**WHAT IS BEING ASKED**
Across the records below, how many lines contain the string "JSON"? Give the number by itself.

——

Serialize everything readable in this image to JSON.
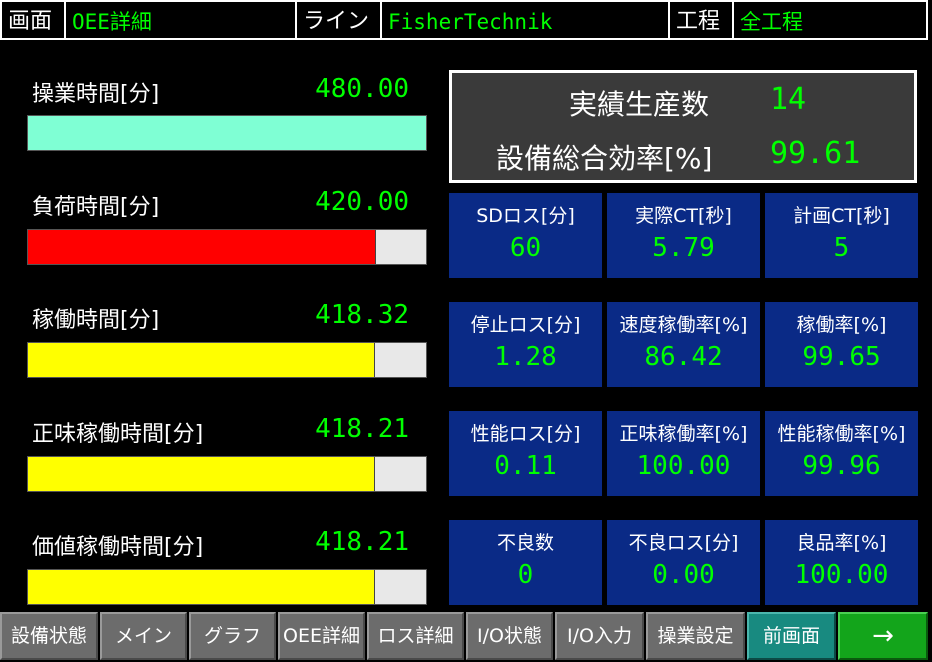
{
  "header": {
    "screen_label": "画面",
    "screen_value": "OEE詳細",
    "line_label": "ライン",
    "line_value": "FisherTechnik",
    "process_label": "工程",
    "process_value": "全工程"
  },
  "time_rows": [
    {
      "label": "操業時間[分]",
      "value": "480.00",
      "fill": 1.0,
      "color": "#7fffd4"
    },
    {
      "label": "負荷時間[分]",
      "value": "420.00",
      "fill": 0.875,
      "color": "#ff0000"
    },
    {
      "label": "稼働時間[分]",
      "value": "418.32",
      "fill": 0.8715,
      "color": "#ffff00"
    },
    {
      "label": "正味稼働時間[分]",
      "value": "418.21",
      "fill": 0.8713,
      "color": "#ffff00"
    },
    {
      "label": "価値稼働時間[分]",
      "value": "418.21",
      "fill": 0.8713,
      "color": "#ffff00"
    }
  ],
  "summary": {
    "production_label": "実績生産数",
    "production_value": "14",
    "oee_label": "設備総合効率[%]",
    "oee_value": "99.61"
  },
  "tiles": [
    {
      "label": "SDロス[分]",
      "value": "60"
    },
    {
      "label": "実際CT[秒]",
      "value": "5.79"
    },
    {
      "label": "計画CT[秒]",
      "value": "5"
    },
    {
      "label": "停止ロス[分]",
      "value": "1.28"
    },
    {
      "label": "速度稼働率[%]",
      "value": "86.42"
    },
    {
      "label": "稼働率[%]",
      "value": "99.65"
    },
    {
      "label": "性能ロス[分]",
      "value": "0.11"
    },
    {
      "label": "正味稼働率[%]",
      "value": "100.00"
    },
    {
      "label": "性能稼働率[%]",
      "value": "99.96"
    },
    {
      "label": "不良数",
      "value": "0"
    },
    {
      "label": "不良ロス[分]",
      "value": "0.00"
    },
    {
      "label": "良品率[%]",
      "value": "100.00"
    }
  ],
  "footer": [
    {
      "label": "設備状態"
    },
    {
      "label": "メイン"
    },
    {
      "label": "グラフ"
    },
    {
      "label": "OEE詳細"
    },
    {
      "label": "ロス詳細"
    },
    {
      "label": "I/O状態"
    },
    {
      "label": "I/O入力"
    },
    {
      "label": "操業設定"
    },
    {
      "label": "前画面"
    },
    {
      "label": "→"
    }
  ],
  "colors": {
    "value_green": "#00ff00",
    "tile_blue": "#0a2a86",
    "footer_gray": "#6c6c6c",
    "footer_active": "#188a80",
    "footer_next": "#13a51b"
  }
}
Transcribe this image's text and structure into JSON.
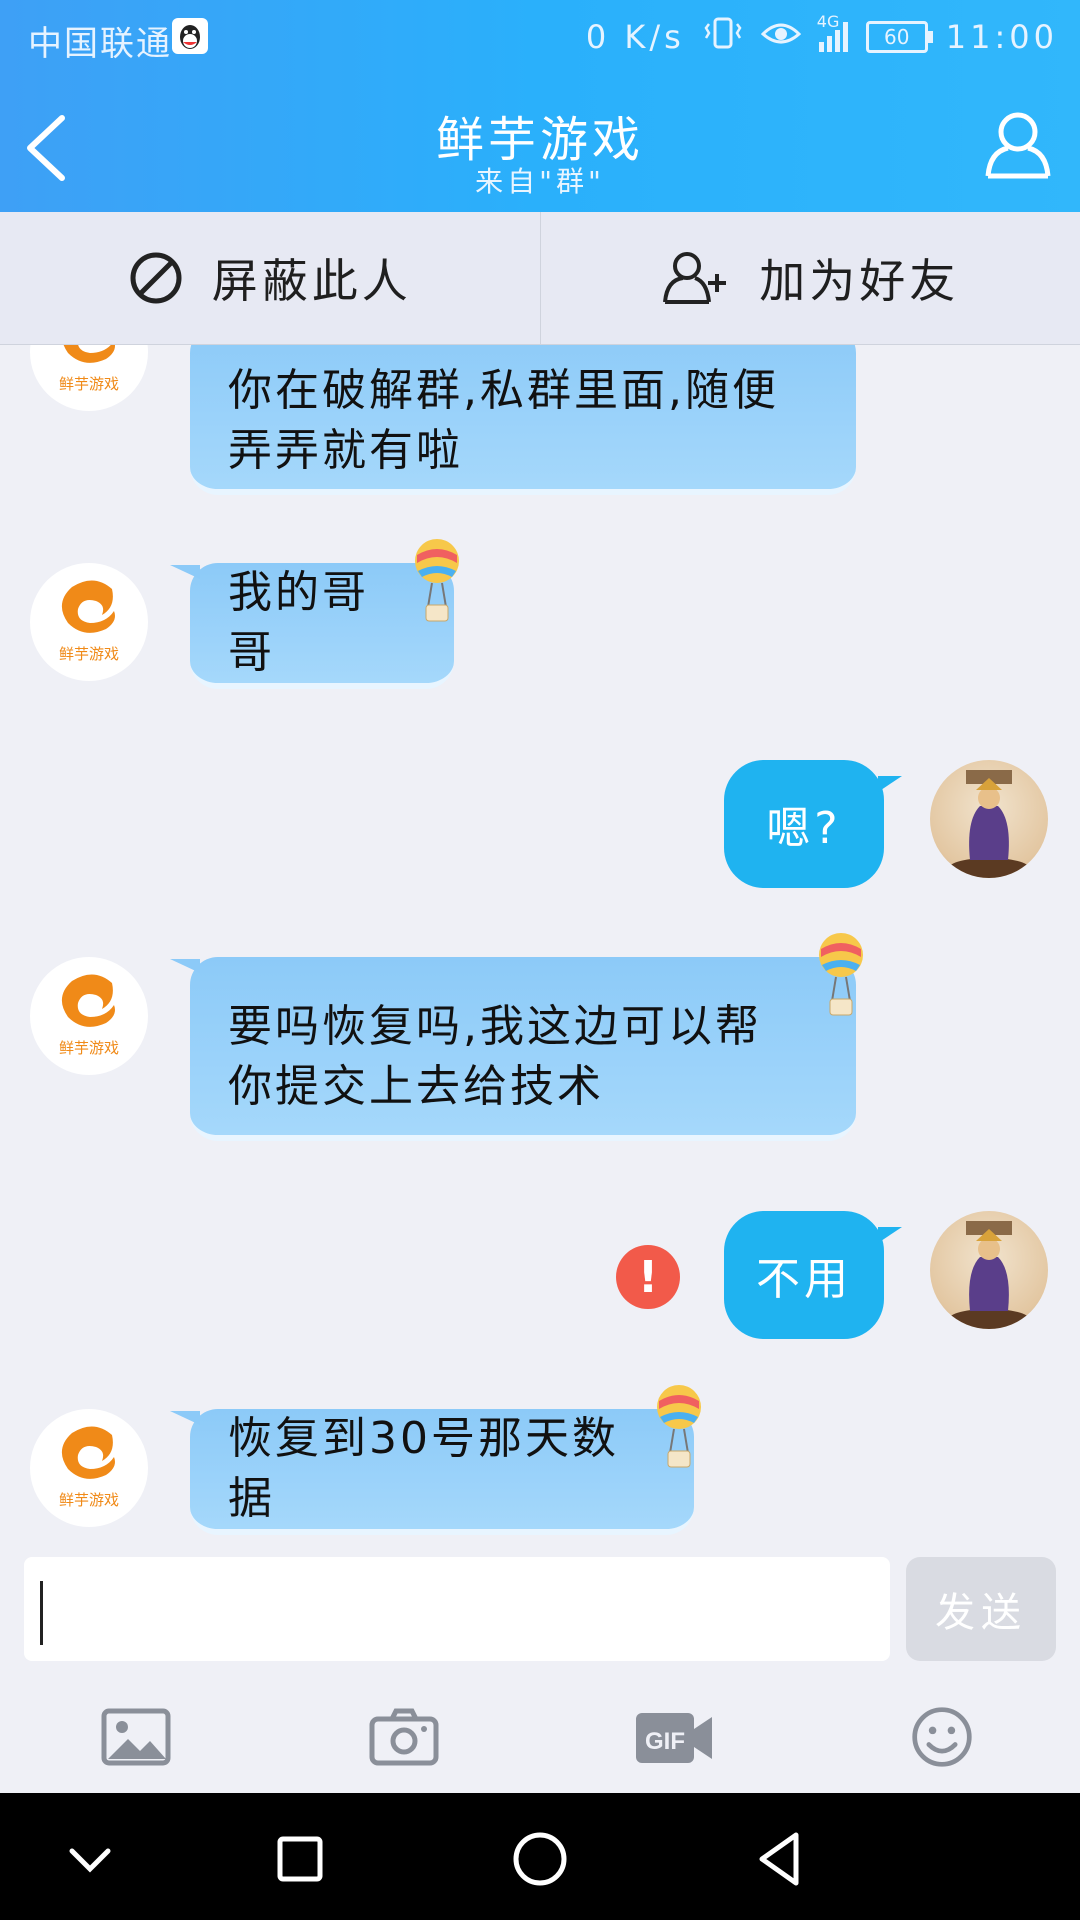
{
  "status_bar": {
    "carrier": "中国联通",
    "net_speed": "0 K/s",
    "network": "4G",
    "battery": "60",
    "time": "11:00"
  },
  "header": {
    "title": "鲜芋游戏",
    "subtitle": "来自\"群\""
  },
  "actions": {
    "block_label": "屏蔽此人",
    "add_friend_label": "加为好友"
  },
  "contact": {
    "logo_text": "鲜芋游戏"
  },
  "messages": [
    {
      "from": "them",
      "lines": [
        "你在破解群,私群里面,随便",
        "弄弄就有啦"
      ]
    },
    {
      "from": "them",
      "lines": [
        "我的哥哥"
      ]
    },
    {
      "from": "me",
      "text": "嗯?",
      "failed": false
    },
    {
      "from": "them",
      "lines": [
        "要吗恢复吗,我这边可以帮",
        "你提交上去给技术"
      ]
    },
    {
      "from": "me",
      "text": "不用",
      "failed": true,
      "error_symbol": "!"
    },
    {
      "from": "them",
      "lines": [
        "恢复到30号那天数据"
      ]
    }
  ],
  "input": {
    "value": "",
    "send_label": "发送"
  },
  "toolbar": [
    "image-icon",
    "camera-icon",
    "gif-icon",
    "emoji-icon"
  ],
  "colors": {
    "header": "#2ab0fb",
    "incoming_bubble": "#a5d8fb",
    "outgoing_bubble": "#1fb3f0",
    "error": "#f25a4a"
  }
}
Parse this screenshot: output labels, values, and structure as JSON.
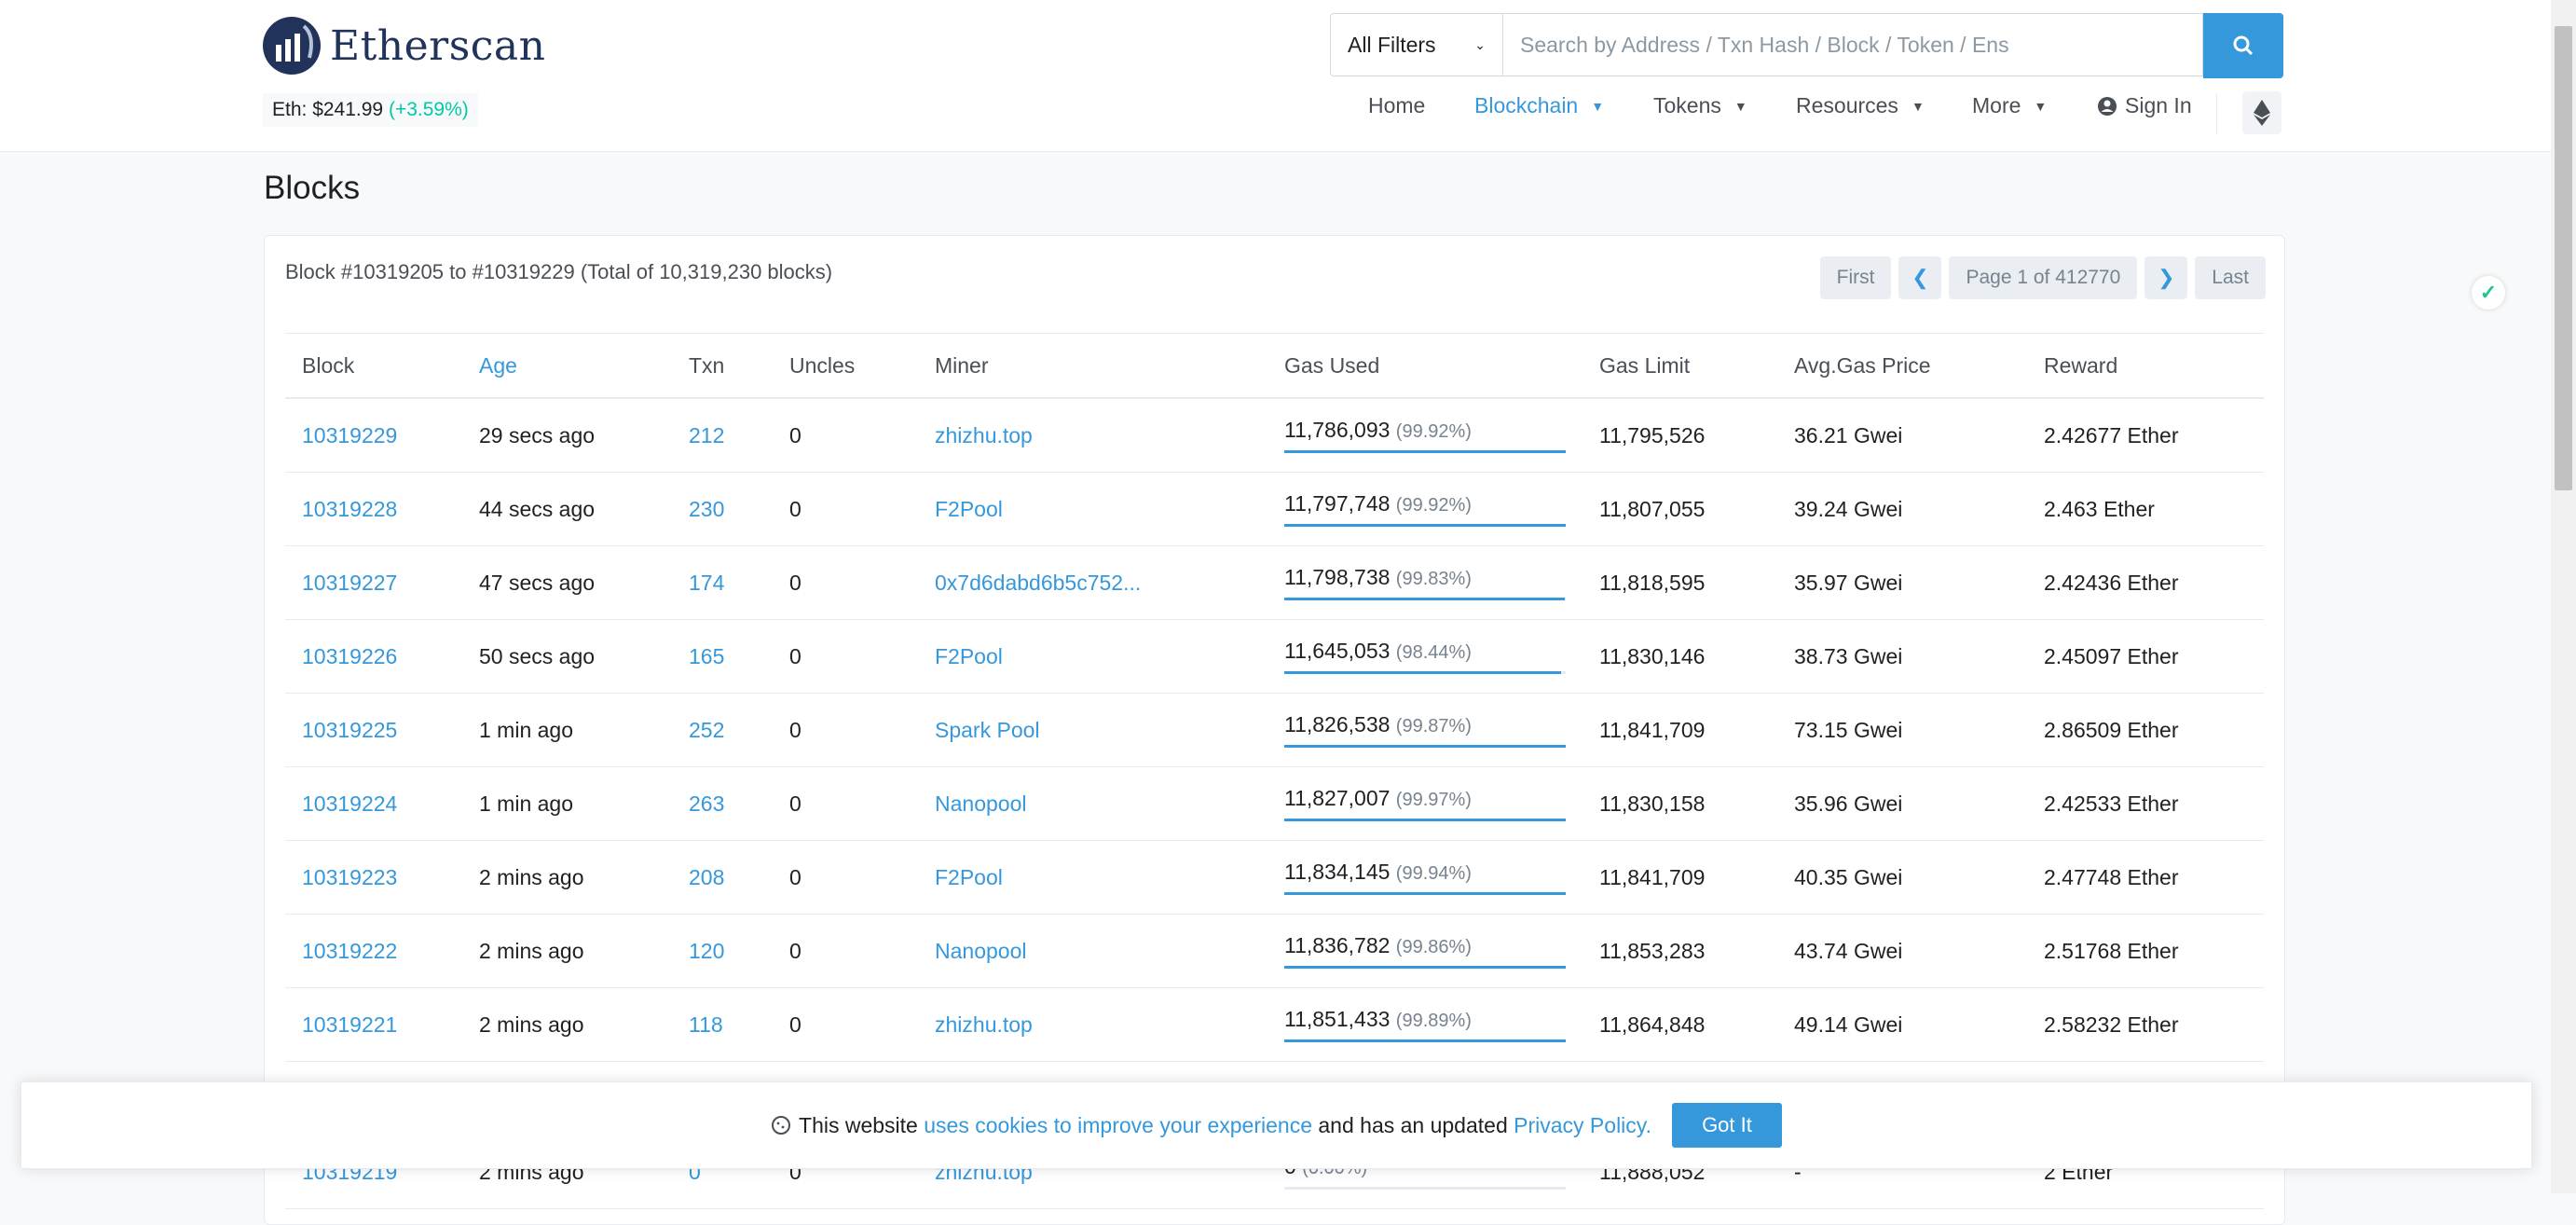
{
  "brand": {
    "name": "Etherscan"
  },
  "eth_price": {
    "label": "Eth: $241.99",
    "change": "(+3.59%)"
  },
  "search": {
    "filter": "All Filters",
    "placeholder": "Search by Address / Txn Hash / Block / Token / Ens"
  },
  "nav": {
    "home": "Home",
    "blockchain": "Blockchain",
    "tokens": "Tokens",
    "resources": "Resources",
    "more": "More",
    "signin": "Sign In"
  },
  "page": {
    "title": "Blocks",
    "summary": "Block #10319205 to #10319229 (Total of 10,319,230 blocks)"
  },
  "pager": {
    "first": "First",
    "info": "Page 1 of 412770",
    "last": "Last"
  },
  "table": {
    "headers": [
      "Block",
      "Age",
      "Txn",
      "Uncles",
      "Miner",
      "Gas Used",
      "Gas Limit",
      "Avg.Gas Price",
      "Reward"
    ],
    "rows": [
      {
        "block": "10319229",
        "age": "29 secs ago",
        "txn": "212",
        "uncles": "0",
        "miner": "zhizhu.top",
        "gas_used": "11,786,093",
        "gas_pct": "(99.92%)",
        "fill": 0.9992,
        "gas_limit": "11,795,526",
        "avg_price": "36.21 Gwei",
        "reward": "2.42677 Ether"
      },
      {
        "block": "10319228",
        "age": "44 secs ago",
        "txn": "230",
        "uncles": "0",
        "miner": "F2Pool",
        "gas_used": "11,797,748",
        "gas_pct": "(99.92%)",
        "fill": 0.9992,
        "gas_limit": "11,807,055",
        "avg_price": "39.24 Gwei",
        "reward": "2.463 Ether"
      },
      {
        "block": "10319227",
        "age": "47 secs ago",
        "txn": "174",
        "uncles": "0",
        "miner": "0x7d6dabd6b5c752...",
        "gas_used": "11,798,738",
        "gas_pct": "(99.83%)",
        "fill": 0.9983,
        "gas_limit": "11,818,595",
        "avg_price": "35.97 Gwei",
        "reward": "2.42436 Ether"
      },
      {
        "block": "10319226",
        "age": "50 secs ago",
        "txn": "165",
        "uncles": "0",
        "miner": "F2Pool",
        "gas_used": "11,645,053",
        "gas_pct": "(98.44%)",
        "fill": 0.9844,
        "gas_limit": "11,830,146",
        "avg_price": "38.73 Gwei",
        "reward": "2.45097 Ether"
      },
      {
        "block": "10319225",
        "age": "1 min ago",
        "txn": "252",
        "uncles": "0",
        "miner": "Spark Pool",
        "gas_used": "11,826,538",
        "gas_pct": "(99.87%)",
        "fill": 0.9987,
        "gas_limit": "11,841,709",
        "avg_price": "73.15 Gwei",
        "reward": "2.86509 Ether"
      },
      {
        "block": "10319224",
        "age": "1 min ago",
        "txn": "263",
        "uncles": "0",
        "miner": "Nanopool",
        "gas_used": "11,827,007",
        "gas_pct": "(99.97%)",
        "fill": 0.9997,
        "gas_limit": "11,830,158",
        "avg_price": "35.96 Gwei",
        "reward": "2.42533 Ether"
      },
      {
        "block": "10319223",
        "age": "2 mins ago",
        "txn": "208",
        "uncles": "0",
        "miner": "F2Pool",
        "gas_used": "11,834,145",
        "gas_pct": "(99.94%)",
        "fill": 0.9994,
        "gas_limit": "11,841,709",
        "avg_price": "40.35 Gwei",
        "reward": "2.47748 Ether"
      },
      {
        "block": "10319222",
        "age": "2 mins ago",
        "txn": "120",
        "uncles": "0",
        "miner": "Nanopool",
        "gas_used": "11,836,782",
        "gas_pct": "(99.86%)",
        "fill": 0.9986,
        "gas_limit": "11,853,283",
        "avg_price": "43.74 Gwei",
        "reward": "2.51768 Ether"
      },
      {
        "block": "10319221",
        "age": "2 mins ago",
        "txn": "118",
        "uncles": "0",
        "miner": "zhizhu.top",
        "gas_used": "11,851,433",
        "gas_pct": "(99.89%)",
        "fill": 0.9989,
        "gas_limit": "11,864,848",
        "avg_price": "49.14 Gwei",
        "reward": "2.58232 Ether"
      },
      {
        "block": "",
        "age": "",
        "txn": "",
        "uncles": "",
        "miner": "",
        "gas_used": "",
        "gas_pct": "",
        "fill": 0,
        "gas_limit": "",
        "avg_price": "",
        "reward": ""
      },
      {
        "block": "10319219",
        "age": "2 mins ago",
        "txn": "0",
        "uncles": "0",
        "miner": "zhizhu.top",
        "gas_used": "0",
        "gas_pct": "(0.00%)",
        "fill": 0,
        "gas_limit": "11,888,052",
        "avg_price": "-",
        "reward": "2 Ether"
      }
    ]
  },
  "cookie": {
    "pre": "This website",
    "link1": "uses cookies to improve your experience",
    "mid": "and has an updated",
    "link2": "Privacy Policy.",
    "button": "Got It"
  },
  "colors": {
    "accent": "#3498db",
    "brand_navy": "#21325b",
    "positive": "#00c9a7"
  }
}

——

**OUTPUT BELOW**
3